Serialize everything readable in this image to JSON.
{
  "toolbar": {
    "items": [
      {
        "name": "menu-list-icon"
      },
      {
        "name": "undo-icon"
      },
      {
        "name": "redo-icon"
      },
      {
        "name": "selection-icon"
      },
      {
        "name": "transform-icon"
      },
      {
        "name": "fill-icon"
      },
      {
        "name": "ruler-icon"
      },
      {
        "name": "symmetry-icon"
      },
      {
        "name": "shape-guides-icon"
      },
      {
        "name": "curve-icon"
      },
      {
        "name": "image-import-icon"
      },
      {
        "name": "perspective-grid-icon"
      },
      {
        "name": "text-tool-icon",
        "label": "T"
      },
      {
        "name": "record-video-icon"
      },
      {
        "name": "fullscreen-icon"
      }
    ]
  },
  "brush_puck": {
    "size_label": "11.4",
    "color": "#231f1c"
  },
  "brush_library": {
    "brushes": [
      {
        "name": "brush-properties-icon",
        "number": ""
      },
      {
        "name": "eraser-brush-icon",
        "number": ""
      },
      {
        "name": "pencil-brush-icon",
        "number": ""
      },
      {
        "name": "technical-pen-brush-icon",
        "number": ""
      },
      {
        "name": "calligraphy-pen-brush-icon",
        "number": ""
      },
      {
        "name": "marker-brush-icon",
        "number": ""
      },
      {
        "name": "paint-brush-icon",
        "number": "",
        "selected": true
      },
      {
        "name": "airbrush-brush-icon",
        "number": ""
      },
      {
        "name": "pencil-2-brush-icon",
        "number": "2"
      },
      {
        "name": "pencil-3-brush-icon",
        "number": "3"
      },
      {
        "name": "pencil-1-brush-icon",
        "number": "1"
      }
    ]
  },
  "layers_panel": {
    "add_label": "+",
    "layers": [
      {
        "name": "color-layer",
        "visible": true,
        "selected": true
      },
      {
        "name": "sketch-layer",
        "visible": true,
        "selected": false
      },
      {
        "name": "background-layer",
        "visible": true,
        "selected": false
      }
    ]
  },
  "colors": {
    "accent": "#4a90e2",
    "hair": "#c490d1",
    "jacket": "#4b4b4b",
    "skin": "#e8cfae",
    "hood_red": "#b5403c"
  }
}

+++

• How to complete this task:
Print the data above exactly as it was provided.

• Answer to the exercise:
Serialize everything readable in this image to JSON.
{
  "toolbar": {
    "items": [
      {
        "name": "menu-list-icon"
      },
      {
        "name": "undo-icon"
      },
      {
        "name": "redo-icon"
      },
      {
        "name": "selection-icon"
      },
      {
        "name": "transform-icon"
      },
      {
        "name": "fill-icon"
      },
      {
        "name": "ruler-icon"
      },
      {
        "name": "symmetry-icon"
      },
      {
        "name": "shape-guides-icon"
      },
      {
        "name": "curve-icon"
      },
      {
        "name": "image-import-icon"
      },
      {
        "name": "perspective-grid-icon"
      },
      {
        "name": "text-tool-icon",
        "label": "T"
      },
      {
        "name": "record-video-icon"
      },
      {
        "name": "fullscreen-icon"
      }
    ]
  },
  "brush_puck": {
    "size_label": "11.4",
    "color": "#231f1c"
  },
  "brush_library": {
    "brushes": [
      {
        "name": "brush-properties-icon",
        "number": ""
      },
      {
        "name": "eraser-brush-icon",
        "number": ""
      },
      {
        "name": "pencil-brush-icon",
        "number": ""
      },
      {
        "name": "technical-pen-brush-icon",
        "number": ""
      },
      {
        "name": "calligraphy-pen-brush-icon",
        "number": ""
      },
      {
        "name": "marker-brush-icon",
        "number": ""
      },
      {
        "name": "paint-brush-icon",
        "number": "",
        "selected": true
      },
      {
        "name": "airbrush-brush-icon",
        "number": ""
      },
      {
        "name": "pencil-2-brush-icon",
        "number": "2"
      },
      {
        "name": "pencil-3-brush-icon",
        "number": "3"
      },
      {
        "name": "pencil-1-brush-icon",
        "number": "1"
      }
    ]
  },
  "layers_panel": {
    "add_label": "+",
    "layers": [
      {
        "name": "color-layer",
        "visible": true,
        "selected": true
      },
      {
        "name": "sketch-layer",
        "visible": true,
        "selected": false
      },
      {
        "name": "background-layer",
        "visible": true,
        "selected": false
      }
    ]
  },
  "colors": {
    "accent": "#4a90e2",
    "hair": "#c490d1",
    "jacket": "#4b4b4b",
    "skin": "#e8cfae",
    "hood_red": "#b5403c"
  }
}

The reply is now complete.